Instructions for the task: Nothing but an exact repetition of the listing should be returned.

*** Data provided

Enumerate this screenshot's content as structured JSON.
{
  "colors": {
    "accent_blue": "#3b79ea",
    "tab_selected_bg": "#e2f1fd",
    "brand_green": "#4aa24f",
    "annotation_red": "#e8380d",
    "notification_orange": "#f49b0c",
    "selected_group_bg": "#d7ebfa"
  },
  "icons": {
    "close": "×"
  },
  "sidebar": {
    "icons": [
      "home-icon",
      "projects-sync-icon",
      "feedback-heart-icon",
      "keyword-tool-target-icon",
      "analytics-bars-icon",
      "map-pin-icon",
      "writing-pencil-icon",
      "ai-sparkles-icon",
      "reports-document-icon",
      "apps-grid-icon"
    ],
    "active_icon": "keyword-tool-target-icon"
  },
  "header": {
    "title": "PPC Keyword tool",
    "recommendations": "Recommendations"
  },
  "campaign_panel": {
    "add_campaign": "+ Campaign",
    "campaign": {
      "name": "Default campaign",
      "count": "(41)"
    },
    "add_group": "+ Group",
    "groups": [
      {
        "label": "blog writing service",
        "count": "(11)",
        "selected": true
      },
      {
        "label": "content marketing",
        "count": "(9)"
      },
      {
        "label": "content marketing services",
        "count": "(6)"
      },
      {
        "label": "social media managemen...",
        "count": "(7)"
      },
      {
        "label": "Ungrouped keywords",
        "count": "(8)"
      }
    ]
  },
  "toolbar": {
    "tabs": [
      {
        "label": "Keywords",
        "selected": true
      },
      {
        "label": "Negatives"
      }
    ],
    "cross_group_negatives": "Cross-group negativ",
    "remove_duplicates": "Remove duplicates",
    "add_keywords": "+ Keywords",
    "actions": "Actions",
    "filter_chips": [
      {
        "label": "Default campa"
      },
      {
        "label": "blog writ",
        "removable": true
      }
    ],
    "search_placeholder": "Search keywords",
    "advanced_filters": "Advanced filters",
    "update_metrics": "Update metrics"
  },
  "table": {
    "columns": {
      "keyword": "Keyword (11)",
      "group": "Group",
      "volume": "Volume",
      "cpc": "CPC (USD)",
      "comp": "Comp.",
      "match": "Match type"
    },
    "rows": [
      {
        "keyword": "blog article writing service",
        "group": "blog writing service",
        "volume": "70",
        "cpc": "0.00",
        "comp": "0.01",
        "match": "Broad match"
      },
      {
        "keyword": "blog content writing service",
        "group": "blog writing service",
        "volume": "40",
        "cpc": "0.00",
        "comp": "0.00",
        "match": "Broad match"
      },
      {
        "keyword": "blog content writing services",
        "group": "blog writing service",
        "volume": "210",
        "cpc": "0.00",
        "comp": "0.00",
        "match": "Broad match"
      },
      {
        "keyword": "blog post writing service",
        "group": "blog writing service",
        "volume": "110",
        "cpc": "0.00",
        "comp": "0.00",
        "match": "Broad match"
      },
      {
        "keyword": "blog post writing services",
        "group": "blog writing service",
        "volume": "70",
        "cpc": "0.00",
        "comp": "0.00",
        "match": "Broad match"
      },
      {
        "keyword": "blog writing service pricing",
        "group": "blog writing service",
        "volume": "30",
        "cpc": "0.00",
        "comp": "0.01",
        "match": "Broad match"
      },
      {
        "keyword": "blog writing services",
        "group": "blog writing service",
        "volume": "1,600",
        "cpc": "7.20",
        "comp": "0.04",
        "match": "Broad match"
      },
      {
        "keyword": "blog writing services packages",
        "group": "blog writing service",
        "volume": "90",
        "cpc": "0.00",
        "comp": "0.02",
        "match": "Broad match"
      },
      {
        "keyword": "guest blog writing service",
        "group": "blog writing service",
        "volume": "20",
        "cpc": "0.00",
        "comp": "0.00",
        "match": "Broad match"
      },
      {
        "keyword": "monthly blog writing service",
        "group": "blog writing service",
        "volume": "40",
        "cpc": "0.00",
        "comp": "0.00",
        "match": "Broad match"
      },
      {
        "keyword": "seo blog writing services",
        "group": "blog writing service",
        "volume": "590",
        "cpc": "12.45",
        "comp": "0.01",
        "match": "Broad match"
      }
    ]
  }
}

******

Result for this task:
Enumerate this screenshot's content as structured JSON.
{
  "colors": {
    "accent_blue": "#3b79ea",
    "tab_selected_bg": "#e2f1fd",
    "brand_green": "#4aa24f",
    "annotation_red": "#e8380d",
    "notification_orange": "#f49b0c",
    "selected_group_bg": "#d7ebfa"
  },
  "icons": {
    "close": "×"
  },
  "sidebar": {
    "icons": [
      "home-icon",
      "projects-sync-icon",
      "feedback-heart-icon",
      "keyword-tool-target-icon",
      "analytics-bars-icon",
      "map-pin-icon",
      "writing-pencil-icon",
      "ai-sparkles-icon",
      "reports-document-icon",
      "apps-grid-icon"
    ],
    "active_icon": "keyword-tool-target-icon"
  },
  "header": {
    "title": "PPC Keyword tool",
    "recommendations": "Recommendations"
  },
  "campaign_panel": {
    "add_campaign": "+ Campaign",
    "campaign": {
      "name": "Default campaign",
      "count": "(41)"
    },
    "add_group": "+ Group",
    "groups": [
      {
        "label": "blog writing service",
        "count": "(11)",
        "selected": true
      },
      {
        "label": "content marketing",
        "count": "(9)"
      },
      {
        "label": "content marketing services",
        "count": "(6)"
      },
      {
        "label": "social media managemen...",
        "count": "(7)"
      },
      {
        "label": "Ungrouped keywords",
        "count": "(8)"
      }
    ]
  },
  "toolbar": {
    "tabs": [
      {
        "label": "Keywords",
        "selected": true
      },
      {
        "label": "Negatives"
      }
    ],
    "cross_group_negatives": "Cross-group negativ",
    "remove_duplicates": "Remove duplicates",
    "add_keywords": "+ Keywords",
    "actions": "Actions",
    "filter_chips": [
      {
        "label": "Default campa"
      },
      {
        "label": "blog writ",
        "removable": true
      }
    ],
    "search_placeholder": "Search keywords",
    "advanced_filters": "Advanced filters",
    "update_metrics": "Update metrics"
  },
  "table": {
    "columns": {
      "keyword": "Keyword (11)",
      "group": "Group",
      "volume": "Volume",
      "cpc": "CPC (USD)",
      "comp": "Comp.",
      "match": "Match type"
    },
    "rows": [
      {
        "keyword": "blog article writing service",
        "group": "blog writing service",
        "volume": "70",
        "cpc": "0.00",
        "comp": "0.01",
        "match": "Broad match"
      },
      {
        "keyword": "blog content writing service",
        "group": "blog writing service",
        "volume": "40",
        "cpc": "0.00",
        "comp": "0.00",
        "match": "Broad match"
      },
      {
        "keyword": "blog content writing services",
        "group": "blog writing service",
        "volume": "210",
        "cpc": "0.00",
        "comp": "0.00",
        "match": "Broad match"
      },
      {
        "keyword": "blog post writing service",
        "group": "blog writing service",
        "volume": "110",
        "cpc": "0.00",
        "comp": "0.00",
        "match": "Broad match"
      },
      {
        "keyword": "blog post writing services",
        "group": "blog writing service",
        "volume": "70",
        "cpc": "0.00",
        "comp": "0.00",
        "match": "Broad match"
      },
      {
        "keyword": "blog writing service pricing",
        "group": "blog writing service",
        "volume": "30",
        "cpc": "0.00",
        "comp": "0.01",
        "match": "Broad match"
      },
      {
        "keyword": "blog writing services",
        "group": "blog writing service",
        "volume": "1,600",
        "cpc": "7.20",
        "comp": "0.04",
        "match": "Broad match"
      },
      {
        "keyword": "blog writing services packages",
        "group": "blog writing service",
        "volume": "90",
        "cpc": "0.00",
        "comp": "0.02",
        "match": "Broad match"
      },
      {
        "keyword": "guest blog writing service",
        "group": "blog writing service",
        "volume": "20",
        "cpc": "0.00",
        "comp": "0.00",
        "match": "Broad match"
      },
      {
        "keyword": "monthly blog writing service",
        "group": "blog writing service",
        "volume": "40",
        "cpc": "0.00",
        "comp": "0.00",
        "match": "Broad match"
      },
      {
        "keyword": "seo blog writing services",
        "group": "blog writing service",
        "volume": "590",
        "cpc": "12.45",
        "comp": "0.01",
        "match": "Broad match"
      }
    ]
  }
}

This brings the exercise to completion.